**HOW TO COMPLETE THIS TASK**
Within the records, say how many lines include the word "title"; the answer should be the number and no more.

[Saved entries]
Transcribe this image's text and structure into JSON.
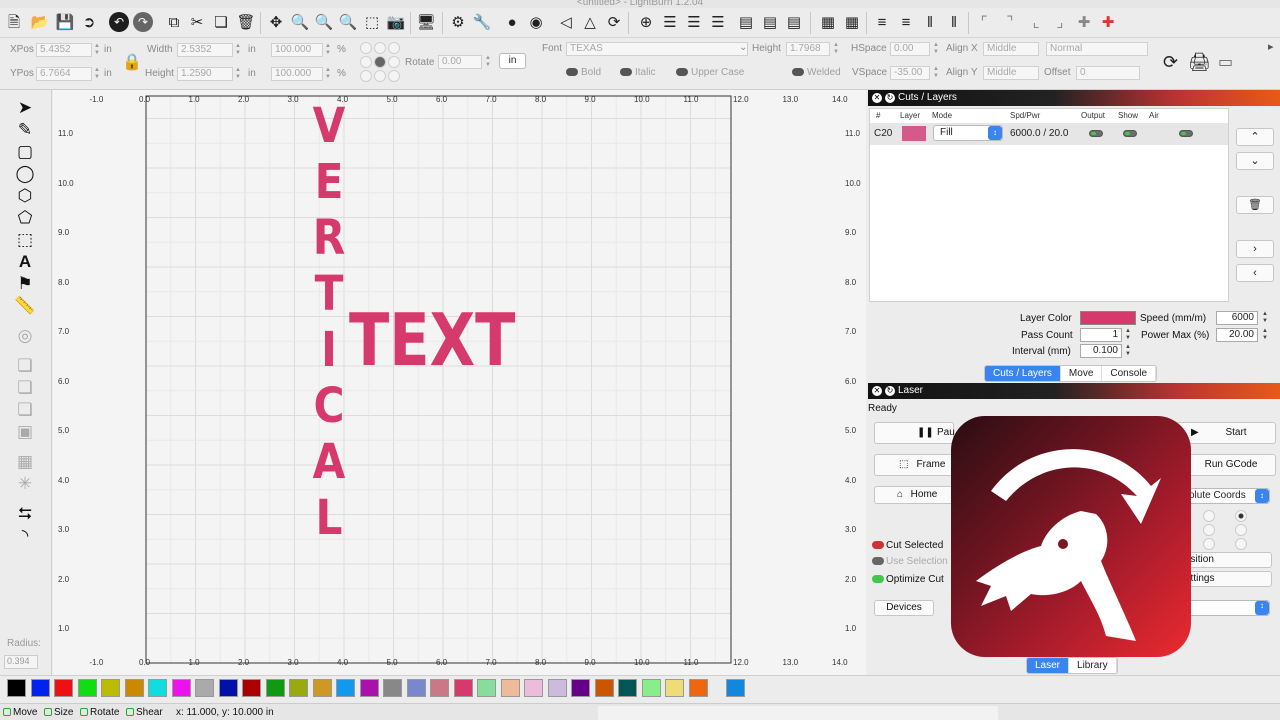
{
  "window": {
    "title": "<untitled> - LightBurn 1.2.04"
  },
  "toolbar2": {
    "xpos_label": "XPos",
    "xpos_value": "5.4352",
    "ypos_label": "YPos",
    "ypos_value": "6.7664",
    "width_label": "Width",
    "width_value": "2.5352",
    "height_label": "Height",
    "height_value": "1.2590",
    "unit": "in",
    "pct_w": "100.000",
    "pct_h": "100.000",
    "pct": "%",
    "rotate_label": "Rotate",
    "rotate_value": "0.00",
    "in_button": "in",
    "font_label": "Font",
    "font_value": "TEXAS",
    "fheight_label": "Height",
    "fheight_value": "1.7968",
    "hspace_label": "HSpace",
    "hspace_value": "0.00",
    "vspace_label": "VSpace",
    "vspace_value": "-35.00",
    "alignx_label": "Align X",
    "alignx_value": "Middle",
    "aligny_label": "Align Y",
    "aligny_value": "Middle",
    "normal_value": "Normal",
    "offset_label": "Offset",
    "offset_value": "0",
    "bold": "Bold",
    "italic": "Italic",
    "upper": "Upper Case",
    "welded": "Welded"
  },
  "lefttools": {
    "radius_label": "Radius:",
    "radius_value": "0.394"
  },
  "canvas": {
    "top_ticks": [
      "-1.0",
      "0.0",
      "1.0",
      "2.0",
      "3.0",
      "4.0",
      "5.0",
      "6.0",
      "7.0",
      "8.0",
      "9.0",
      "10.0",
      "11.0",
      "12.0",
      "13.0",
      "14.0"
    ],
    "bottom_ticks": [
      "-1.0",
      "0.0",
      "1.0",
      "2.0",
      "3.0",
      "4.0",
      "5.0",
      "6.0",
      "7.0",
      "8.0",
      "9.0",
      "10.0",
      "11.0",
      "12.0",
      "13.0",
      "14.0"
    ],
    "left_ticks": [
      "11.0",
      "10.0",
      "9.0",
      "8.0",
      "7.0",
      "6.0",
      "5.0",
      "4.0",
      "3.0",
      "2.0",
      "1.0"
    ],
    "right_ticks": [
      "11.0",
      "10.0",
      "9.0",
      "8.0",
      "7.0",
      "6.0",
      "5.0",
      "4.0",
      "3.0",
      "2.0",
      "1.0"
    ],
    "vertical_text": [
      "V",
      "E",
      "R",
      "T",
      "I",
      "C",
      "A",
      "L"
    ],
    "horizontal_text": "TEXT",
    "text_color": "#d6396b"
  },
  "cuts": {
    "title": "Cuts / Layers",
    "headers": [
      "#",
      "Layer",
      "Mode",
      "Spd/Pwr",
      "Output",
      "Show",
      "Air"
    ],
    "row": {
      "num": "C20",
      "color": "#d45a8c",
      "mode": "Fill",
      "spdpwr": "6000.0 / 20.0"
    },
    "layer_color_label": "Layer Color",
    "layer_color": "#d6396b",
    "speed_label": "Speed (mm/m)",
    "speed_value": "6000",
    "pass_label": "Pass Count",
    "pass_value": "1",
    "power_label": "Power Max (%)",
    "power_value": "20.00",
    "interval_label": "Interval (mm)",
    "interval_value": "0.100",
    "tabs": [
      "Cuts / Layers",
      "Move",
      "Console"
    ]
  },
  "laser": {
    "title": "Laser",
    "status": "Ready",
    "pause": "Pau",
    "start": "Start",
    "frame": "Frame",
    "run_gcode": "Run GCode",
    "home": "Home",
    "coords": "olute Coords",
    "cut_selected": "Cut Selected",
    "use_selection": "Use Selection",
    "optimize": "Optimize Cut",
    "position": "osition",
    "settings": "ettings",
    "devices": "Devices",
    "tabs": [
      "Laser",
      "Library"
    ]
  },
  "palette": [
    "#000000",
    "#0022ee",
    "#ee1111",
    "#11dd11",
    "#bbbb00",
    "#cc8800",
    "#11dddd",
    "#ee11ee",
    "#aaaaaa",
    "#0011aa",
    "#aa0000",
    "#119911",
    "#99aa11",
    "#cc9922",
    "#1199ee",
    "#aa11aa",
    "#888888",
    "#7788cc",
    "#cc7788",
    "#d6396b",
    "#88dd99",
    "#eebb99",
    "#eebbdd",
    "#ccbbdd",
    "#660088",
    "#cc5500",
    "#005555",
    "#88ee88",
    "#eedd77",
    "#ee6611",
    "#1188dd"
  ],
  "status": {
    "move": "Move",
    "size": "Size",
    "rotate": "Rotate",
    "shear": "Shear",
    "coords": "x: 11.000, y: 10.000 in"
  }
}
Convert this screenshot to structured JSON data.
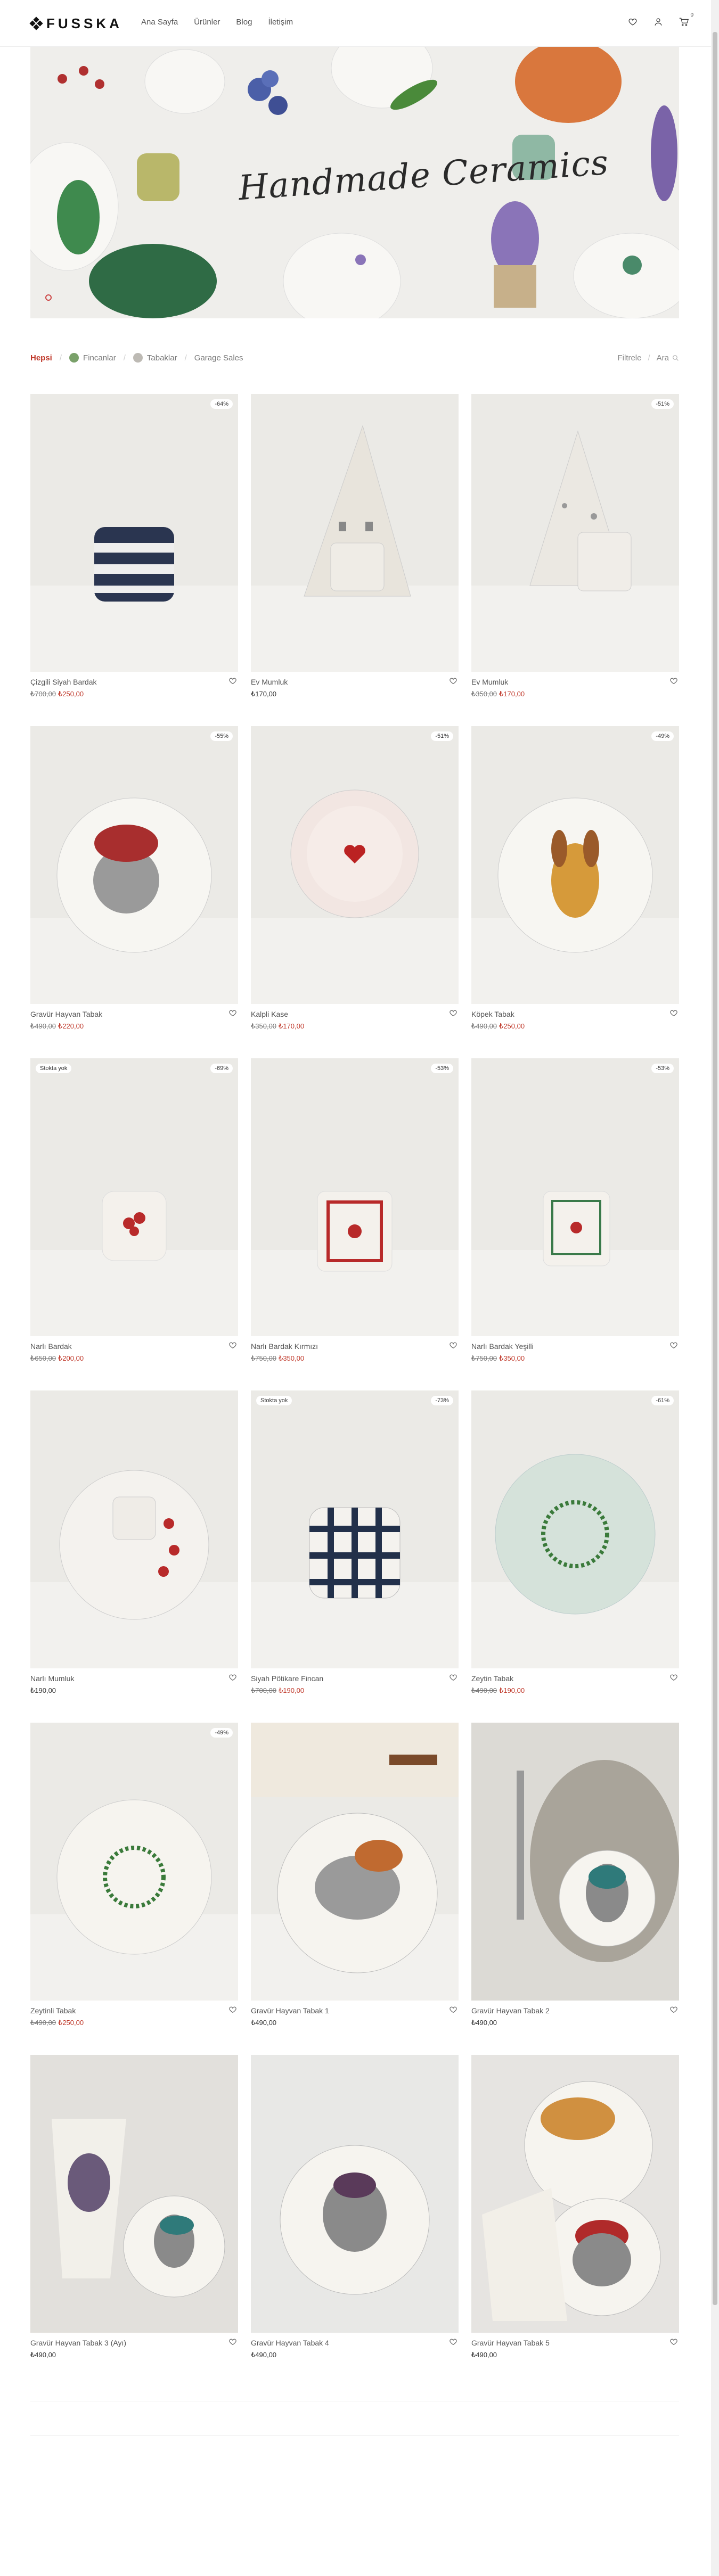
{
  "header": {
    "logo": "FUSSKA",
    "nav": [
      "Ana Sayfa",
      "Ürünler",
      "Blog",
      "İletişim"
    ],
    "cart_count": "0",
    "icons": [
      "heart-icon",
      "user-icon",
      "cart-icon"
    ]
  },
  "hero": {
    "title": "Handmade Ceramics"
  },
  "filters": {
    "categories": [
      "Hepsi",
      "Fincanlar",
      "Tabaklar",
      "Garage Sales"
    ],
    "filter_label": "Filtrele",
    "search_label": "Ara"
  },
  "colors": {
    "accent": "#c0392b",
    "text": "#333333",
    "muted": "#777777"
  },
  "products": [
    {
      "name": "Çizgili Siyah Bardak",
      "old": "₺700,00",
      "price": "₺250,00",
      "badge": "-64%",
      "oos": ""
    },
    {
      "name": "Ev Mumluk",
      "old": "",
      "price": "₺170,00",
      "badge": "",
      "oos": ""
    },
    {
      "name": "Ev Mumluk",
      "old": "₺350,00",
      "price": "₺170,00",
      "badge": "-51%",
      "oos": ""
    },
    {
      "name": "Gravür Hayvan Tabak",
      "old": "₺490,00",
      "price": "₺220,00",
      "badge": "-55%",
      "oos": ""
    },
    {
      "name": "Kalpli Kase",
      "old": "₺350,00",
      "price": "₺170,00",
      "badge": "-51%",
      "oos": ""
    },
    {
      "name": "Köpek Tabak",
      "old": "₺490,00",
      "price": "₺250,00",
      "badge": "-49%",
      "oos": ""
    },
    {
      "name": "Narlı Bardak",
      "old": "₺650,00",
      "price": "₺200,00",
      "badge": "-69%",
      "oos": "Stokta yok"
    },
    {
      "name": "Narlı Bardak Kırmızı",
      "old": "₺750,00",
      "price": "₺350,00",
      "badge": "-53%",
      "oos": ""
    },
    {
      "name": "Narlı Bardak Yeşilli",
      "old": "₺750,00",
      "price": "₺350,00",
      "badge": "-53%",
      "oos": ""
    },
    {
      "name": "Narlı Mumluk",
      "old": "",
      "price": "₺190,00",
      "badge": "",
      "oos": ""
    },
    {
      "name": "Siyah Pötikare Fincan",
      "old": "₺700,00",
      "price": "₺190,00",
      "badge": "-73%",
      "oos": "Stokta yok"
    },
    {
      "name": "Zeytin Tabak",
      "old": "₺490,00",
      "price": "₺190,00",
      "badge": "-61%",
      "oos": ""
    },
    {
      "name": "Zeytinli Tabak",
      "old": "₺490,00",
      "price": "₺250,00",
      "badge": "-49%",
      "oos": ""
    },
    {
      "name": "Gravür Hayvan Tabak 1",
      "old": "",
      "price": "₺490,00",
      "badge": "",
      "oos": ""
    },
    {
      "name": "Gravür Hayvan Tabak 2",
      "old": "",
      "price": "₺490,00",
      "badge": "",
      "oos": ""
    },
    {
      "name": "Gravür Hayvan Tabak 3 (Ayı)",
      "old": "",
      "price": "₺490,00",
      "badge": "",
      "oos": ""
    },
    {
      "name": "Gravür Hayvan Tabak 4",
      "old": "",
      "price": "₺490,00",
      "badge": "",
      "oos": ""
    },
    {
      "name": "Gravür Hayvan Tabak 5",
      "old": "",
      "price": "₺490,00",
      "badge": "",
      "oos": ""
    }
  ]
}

**SOLUTION BELOW**
4